Class sizes in primary schools have continued to rise over the past decade. The number of classes with fewer than 20 children has fallen by half, and nearly a quarter of all classes now contain more than 30. Class sizes in secondary schools, in contrast, have remained relatively constant, indeed the percentage of classes over 30 has fallen to only 5 per cent. The House of Commons Select Committee on education concluded that the disparity in funding between primary and secondary schools was too large and should be reduced by distributing any increase in funding disproportionately in favour of primary schools.
Unfortunately the Government, in its response, abrogated any responsibility for bridging the funding gap and repeated its oft-rehearsed argument that there is no evidence linking class size and pupil achievement. This is true in Britain only because not one, well-controlled, study of class size and achievement has been carried out.
But absence of evidence is not evidence of absence. There is in fact a substantial body of evidence derived largely from studies carried out in the United States.
The most recent and most definitive study, Project STAR, in the state of Tennessee, followed more than 7,000 pupils in 79 schools through the whole of their primary career. These children were randomly allocated on entry to school to one of three kinds of class for the first four years - a small class, defined as between 15 and 18 pupils, a regular class with an average size of 25, or a regular class with a full-time teacher aide. An extensive testing programme was undertaken including achievement measures on maths, reading and language together with measures such as discipline, attendance, self-concept and participation.

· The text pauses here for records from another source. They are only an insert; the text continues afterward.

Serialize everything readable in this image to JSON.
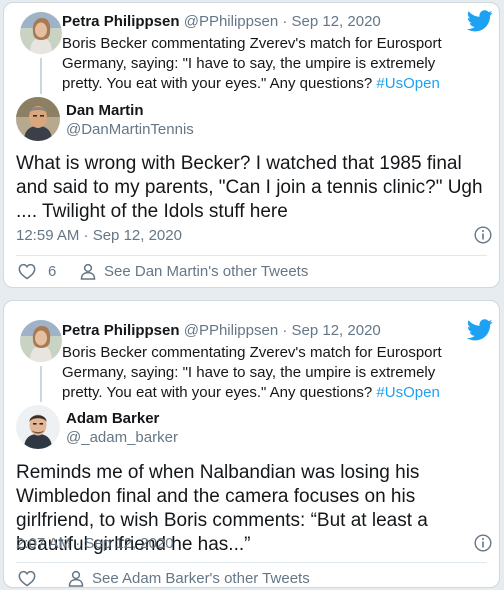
{
  "colors": {
    "accent": "#1da1f2",
    "muted": "#657786",
    "text": "#14171a"
  },
  "icons": {
    "logo": "twitter-bird-icon",
    "info": "info-circle-icon",
    "like": "heart-icon",
    "profile": "person-icon"
  },
  "tweets": [
    {
      "quoted": {
        "name": "Petra Philippsen",
        "handle": "@PPhilippsen",
        "sep": "·",
        "date": "Sep 12, 2020",
        "text": "Boris Becker commentating Zverev's match for Eurosport Germany, saying: \"I have to say, the umpire is extremely pretty. You eat with your eyes.\" Any questions?",
        "hashtag": "#UsOpen"
      },
      "author": {
        "name": "Dan Martin",
        "handle": "@DanMartinTennis"
      },
      "text": "What is wrong with Becker?  I watched that 1985 final and said to my parents, \"Can I join a tennis clinic?\"  Ugh .... Twilight of the Idols stuff here",
      "timestamp": "12:59 AM · Sep 12, 2020",
      "likes": "6",
      "other_tweets": "See Dan Martin's other Tweets"
    },
    {
      "quoted": {
        "name": "Petra Philippsen",
        "handle": "@PPhilippsen",
        "sep": "·",
        "date": "Sep 12, 2020",
        "text": "Boris Becker commentating Zverev's match for Eurosport Germany, saying: \"I have to say, the umpire is extremely pretty. You eat with your eyes.\" Any questions?",
        "hashtag": "#UsOpen"
      },
      "author": {
        "name": "Adam Barker",
        "handle": "@_adam_barker"
      },
      "text": "Reminds me of when Nalbandian was losing his Wimbledon final and the camera focuses on his girlfriend, to wish Boris comments: “But at least a beautiful girlfriend he has...”",
      "timestamp": "2:07 AM · Sep 12, 2020",
      "likes": "",
      "other_tweets": "See Adam Barker's other Tweets"
    }
  ]
}
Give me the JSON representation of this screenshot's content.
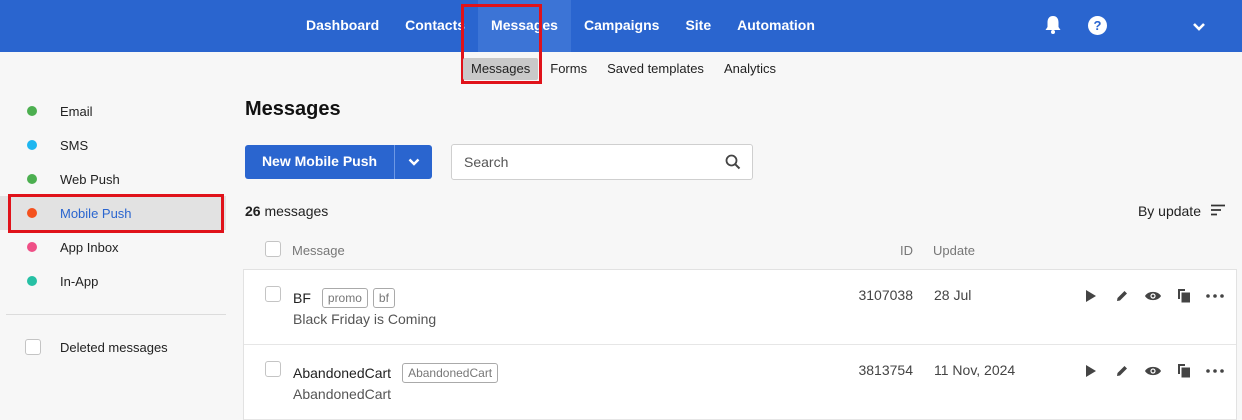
{
  "topnav": {
    "items": [
      "Dashboard",
      "Contacts",
      "Messages",
      "Campaigns",
      "Site",
      "Automation"
    ],
    "help_glyph": "?",
    "icons": {
      "notifications": "bell-icon",
      "help": "help-icon",
      "account_menu": "chevron-down-icon"
    }
  },
  "subnav": {
    "items": [
      "Messages",
      "Forms",
      "Saved templates",
      "Analytics"
    ]
  },
  "sidebar": {
    "items": [
      {
        "label": "Email",
        "color": "#4caf50"
      },
      {
        "label": "SMS",
        "color": "#1eb6f0"
      },
      {
        "label": "Web Push",
        "color": "#4caf50"
      },
      {
        "label": "Mobile Push",
        "color": "#f4511e"
      },
      {
        "label": "App Inbox",
        "color": "#ef4f86"
      },
      {
        "label": "In-App",
        "color": "#26c0a4"
      }
    ],
    "deleted_label": "Deleted messages"
  },
  "main": {
    "title": "Messages",
    "new_button_label": "New Mobile Push",
    "search_placeholder": "Search",
    "count_number": "26",
    "count_suffix": "messages",
    "sort_label": "By update",
    "columns": {
      "message": "Message",
      "id": "ID",
      "update": "Update"
    },
    "rows": [
      {
        "name": "BF",
        "tags": [
          "promo",
          "bf"
        ],
        "subtitle": "Black Friday is Coming",
        "id": "3107038",
        "update": "28 Jul"
      },
      {
        "name": "AbandonedCart",
        "tags": [
          "AbandonedCart"
        ],
        "subtitle": "AbandonedCart",
        "id": "3813754",
        "update": "11 Nov, 2024"
      }
    ],
    "row_actions": [
      "play-icon",
      "edit-icon",
      "preview-icon",
      "copy-icon",
      "more-icon"
    ]
  },
  "colors": {
    "brand": "#2a65cf",
    "highlight": "#e0121a"
  }
}
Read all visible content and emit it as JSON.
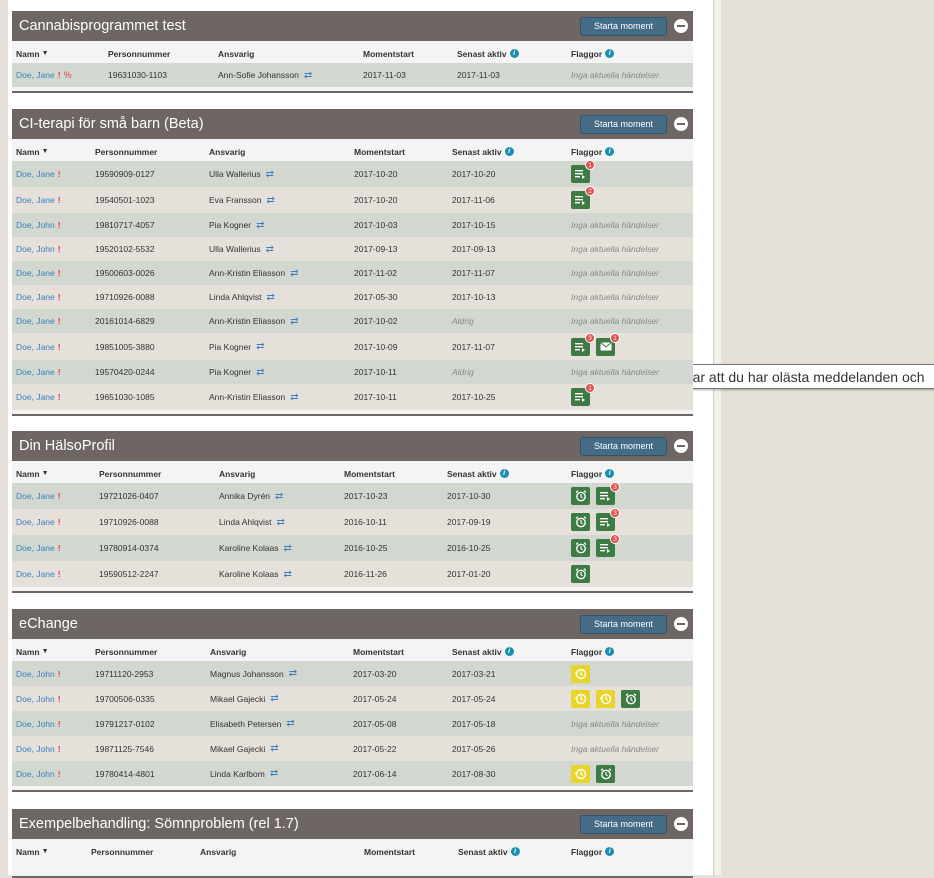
{
  "columns": {
    "name": "Namn",
    "personnummer": "Personnummer",
    "ansvarig": "Ansvarig",
    "momentstart": "Momentstart",
    "senast_aktiv": "Senast aktiv",
    "flaggor": "Flaggor"
  },
  "start_label": "Starta moment",
  "no_events": "Inga aktuella händelser",
  "tooltip": "Flaggan visar att du har olästa meddelanden och",
  "colors": {
    "panel_header": "#6e6663",
    "start_button": "#446c86",
    "row_odd": "#d2d8cf",
    "row_even": "#e6e0db",
    "link": "#3a7fc0",
    "flag_green": "#3d7a44",
    "flag_yellow": "#e8d42a",
    "badge_red": "#e05050"
  },
  "panels": [
    {
      "title": "Cannabisprogrammet test",
      "rows": [
        {
          "name": "Doe, Jane",
          "warn": "!",
          "link_icon": true,
          "pnr": "19631030-1103",
          "ansvarig": "Ann-Sofie Johansson",
          "start": "2017-11-03",
          "last": "2017-11-03",
          "last_muted": false,
          "flags_text": "Inga aktuella händelser",
          "flags": []
        }
      ]
    },
    {
      "title": "CI-terapi för små barn (Beta)",
      "rows": [
        {
          "name": "Doe, Jane",
          "warn": "!",
          "pnr": "19590909-0127",
          "ansvarig": "Ulla Wallerius",
          "start": "2017-10-20",
          "last": "2017-10-20",
          "last_muted": false,
          "flags": [
            {
              "type": "list",
              "color": "green",
              "badge": "1"
            }
          ]
        },
        {
          "name": "Doe, Jane",
          "warn": "!",
          "pnr": "19540501-1023",
          "ansvarig": "Eva Fransson",
          "start": "2017-10-20",
          "last": "2017-11-06",
          "last_muted": false,
          "flags": [
            {
              "type": "list",
              "color": "green",
              "badge": "2"
            }
          ]
        },
        {
          "name": "Doe, John",
          "warn": "!",
          "pnr": "19810717-4057",
          "ansvarig": "Pia Kogner",
          "start": "2017-10-03",
          "last": "2017-10-15",
          "last_muted": false,
          "flags_text": "Inga aktuella händelser",
          "flags": []
        },
        {
          "name": "Doe, John",
          "warn": "!",
          "pnr": "19520102-5532",
          "ansvarig": "Ulla Wallerius",
          "start": "2017-09-13",
          "last": "2017-09-13",
          "last_muted": false,
          "flags_text": "Inga aktuella händelser",
          "flags": []
        },
        {
          "name": "Doe, Jane",
          "warn": "!",
          "pnr": "19500603-0026",
          "ansvarig": "Ann-Kristin Eliasson",
          "start": "2017-11-02",
          "last": "2017-11-07",
          "last_muted": false,
          "flags_text": "Inga aktuella händelser",
          "flags": []
        },
        {
          "name": "Doe, Jane",
          "warn": "!",
          "pnr": "19710926-0088",
          "ansvarig": "Linda Ahlqvist",
          "start": "2017-05-30",
          "last": "2017-10-13",
          "last_muted": false,
          "flags_text": "Inga aktuella händelser",
          "flags": []
        },
        {
          "name": "Doe, Jane",
          "warn": "!",
          "pnr": "20161014-6829",
          "ansvarig": "Ann-Kristin Eliasson",
          "start": "2017-10-02",
          "last": "Aldrig",
          "last_muted": true,
          "flags_text": "Inga aktuella händelser",
          "flags": []
        },
        {
          "name": "Doe, Jane",
          "warn": "!",
          "pnr": "19851005-3880",
          "ansvarig": "Pia Kogner",
          "start": "2017-10-09",
          "last": "2017-11-07",
          "last_muted": false,
          "flags": [
            {
              "type": "list",
              "color": "green",
              "badge": "3"
            },
            {
              "type": "mail",
              "color": "green",
              "badge": "1"
            }
          ]
        },
        {
          "name": "Doe, Jane",
          "warn": "!",
          "pnr": "19570420-0244",
          "ansvarig": "Pia Kogner",
          "start": "2017-10-11",
          "last": "Aldrig",
          "last_muted": true,
          "flags_text": "Inga aktuella händelser",
          "flags": []
        },
        {
          "name": "Doe, Jane",
          "warn": "!",
          "pnr": "19651030-1085",
          "ansvarig": "Ann-Kristin Eliasson",
          "start": "2017-10-11",
          "last": "2017-10-25",
          "last_muted": false,
          "flags": [
            {
              "type": "list",
              "color": "green",
              "badge": "1"
            }
          ]
        }
      ]
    },
    {
      "title": "Din HälsoProfil",
      "rows": [
        {
          "name": "Doe, Jane",
          "warn": "!",
          "pnr": "19721026-0407",
          "ansvarig": "Annika Dyrén",
          "start": "2017-10-23",
          "last": "2017-10-30",
          "last_muted": false,
          "flags": [
            {
              "type": "alarm",
              "color": "green"
            },
            {
              "type": "list",
              "color": "green",
              "badge": "3"
            }
          ]
        },
        {
          "name": "Doe, Jane",
          "warn": "!",
          "pnr": "19710926-0088",
          "ansvarig": "Linda Ahlqvist",
          "start": "2016-10-11",
          "last": "2017-09-19",
          "last_muted": false,
          "flags": [
            {
              "type": "alarm",
              "color": "green"
            },
            {
              "type": "list",
              "color": "green",
              "badge": "3"
            }
          ]
        },
        {
          "name": "Doe, Jane",
          "warn": "!",
          "pnr": "19780914-0374",
          "ansvarig": "Karoline Kolaas",
          "start": "2016-10-25",
          "last": "2016-10-25",
          "last_muted": false,
          "flags": [
            {
              "type": "alarm",
              "color": "green"
            },
            {
              "type": "list",
              "color": "green",
              "badge": "3"
            }
          ]
        },
        {
          "name": "Doe, Jane",
          "warn": "!",
          "pnr": "19590512-2247",
          "ansvarig": "Karoline Kolaas",
          "start": "2016-11-26",
          "last": "2017-01-20",
          "last_muted": false,
          "flags": [
            {
              "type": "alarm",
              "color": "green"
            }
          ]
        }
      ]
    },
    {
      "title": "eChange",
      "rows": [
        {
          "name": "Doe, John",
          "warn": "!",
          "pnr": "19711120-2953",
          "ansvarig": "Magnus Johansson",
          "start": "2017-03-20",
          "last": "2017-03-21",
          "last_muted": false,
          "flags": [
            {
              "type": "clock",
              "color": "yellow"
            }
          ]
        },
        {
          "name": "Doe, John",
          "warn": "!",
          "pnr": "19700506-0335",
          "ansvarig": "Mikael Gajecki",
          "start": "2017-05-24",
          "last": "2017-05-24",
          "last_muted": false,
          "flags": [
            {
              "type": "clock",
              "color": "yellow"
            },
            {
              "type": "clock",
              "color": "yellow"
            },
            {
              "type": "alarm",
              "color": "green"
            }
          ]
        },
        {
          "name": "Doe, John",
          "warn": "!",
          "pnr": "19791217-0102",
          "ansvarig": "Elisabeth Petersen",
          "start": "2017-05-08",
          "last": "2017-05-18",
          "last_muted": false,
          "flags_text": "Inga aktuella händelser",
          "flags": []
        },
        {
          "name": "Doe, John",
          "warn": "!",
          "pnr": "19871125-7546",
          "ansvarig": "Mikael Gajecki",
          "start": "2017-05-22",
          "last": "2017-05-26",
          "last_muted": false,
          "flags_text": "Inga aktuella händelser",
          "flags": []
        },
        {
          "name": "Doe, John",
          "warn": "!",
          "pnr": "19780414-4801",
          "ansvarig": "Linda Karlbom",
          "start": "2017-06-14",
          "last": "2017-08-30",
          "last_muted": false,
          "flags": [
            {
              "type": "clock",
              "color": "yellow"
            },
            {
              "type": "alarm",
              "color": "green"
            }
          ]
        }
      ]
    },
    {
      "title": "Exempelbehandling: Sömnproblem (rel 1.7)",
      "rows": []
    }
  ]
}
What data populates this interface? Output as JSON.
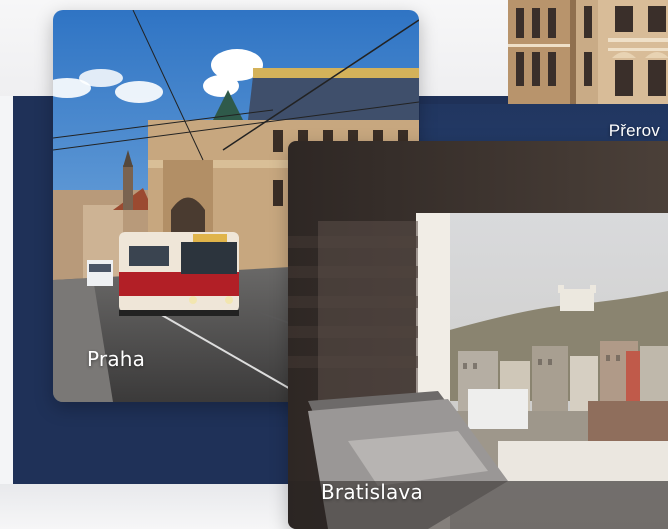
{
  "cities": [
    {
      "id": "prerov",
      "name": "Přerov"
    },
    {
      "id": "praha",
      "name": "Praha"
    },
    {
      "id": "bratislava",
      "name": "Bratislava"
    }
  ],
  "colors": {
    "panel": "#1f3158",
    "band": "#233a66",
    "label": "#ffffff"
  }
}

The findings of this huge, long-itudinal study were significant, consistent, even monotonous. The effect of class size in each of the first four grade levels was found in all locations - urban, suburban and rural. The average advantage that pupils in small classes gained in maths and reading was in the order of two or three months. The achievements of minority pupils was even more marked: at the end of the first grade (at six or seven) 17 per cent more minority pupils passed the reading tests if they were in small rather than in regular, or regular with teacher aide, classes.
These benefits were achieved without any additional teacher training. Also noteworthy, given the Government's interest in teaching assistants, was the consistent finding that classes with teacher aides performed no better than classes without them.
Did these benefits of early intervention last? When they transferred to regular classes in grades 4 and 5 those pupils previously in small size classes had significant advantages on every set of measurements taken. The greatest were for inner-city and suburban classes. Thus the positive effect of early involvement in a small class remained pervasive two years after children returned to regular size classes. These benefits also extended to measures such as participation in clubs and music and involvement in lessons.
Project STAR, and the subsequent follow-up study in grades 4 and 5, has been called the most significant educational research done in the US in the past 25 years, and leaves no doubt that small classes have an advantage over larger classes in reading, mathematics and pupil involvement throughout the primary grades, an advantage which is particularly strong in the first two years. The authors therefore argued that the best hope yet of achieving educational excellence is to reduce class size in the first two years of schooling.
The results of this study are not easily generalised, particularly since their definition of a small class is so small compared with those in Britain. Nevertheless the consistent and significant continuing impact on achievement and behaviour of a reduction of some eight to 10 pupils per class deserves attention.
Decreases in class size are extremely expensive and are therefore unlikely in a climate of public sector cuts.
However, a compromise might be a planned reduction in the size of reception classes as a first step. The resulting learning boost would not only benefit learners and teachers alike, but would also be good value for money.
Neville Bennett is Professor of Education at Exeter University.